START Source data

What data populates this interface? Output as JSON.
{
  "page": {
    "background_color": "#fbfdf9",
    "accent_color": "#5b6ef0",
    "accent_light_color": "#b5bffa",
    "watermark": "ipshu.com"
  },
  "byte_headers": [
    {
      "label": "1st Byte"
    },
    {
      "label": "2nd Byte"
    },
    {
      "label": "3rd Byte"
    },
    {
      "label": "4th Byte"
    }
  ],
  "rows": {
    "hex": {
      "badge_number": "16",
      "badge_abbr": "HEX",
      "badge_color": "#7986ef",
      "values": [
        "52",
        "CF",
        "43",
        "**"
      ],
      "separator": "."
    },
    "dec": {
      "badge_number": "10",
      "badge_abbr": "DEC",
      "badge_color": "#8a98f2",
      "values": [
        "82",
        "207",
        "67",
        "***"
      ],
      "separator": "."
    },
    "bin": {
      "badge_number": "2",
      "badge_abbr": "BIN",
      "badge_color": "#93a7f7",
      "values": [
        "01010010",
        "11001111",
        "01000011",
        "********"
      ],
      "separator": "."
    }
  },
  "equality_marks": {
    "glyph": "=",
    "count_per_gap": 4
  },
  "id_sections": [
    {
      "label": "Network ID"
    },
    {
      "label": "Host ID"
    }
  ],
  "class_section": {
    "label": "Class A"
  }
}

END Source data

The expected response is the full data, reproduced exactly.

What data populates this interface? Output as JSON.
{
  "page": {
    "background_color": "#fbfdf9",
    "accent_color": "#5b6ef0",
    "accent_light_color": "#b5bffa",
    "watermark": "ipshu.com"
  },
  "byte_headers": [
    {
      "label": "1st Byte"
    },
    {
      "label": "2nd Byte"
    },
    {
      "label": "3rd Byte"
    },
    {
      "label": "4th Byte"
    }
  ],
  "rows": {
    "hex": {
      "badge_number": "16",
      "badge_abbr": "HEX",
      "badge_color": "#7986ef",
      "values": [
        "52",
        "CF",
        "43",
        "**"
      ],
      "separator": "."
    },
    "dec": {
      "badge_number": "10",
      "badge_abbr": "DEC",
      "badge_color": "#8a98f2",
      "values": [
        "82",
        "207",
        "67",
        "***"
      ],
      "separator": "."
    },
    "bin": {
      "badge_number": "2",
      "badge_abbr": "BIN",
      "badge_color": "#93a7f7",
      "values": [
        "01010010",
        "11001111",
        "01000011",
        "********"
      ],
      "separator": "."
    }
  },
  "equality_marks": {
    "glyph": "=",
    "count_per_gap": 4
  },
  "id_sections": [
    {
      "label": "Network ID"
    },
    {
      "label": "Host ID"
    }
  ],
  "class_section": {
    "label": "Class A"
  }
}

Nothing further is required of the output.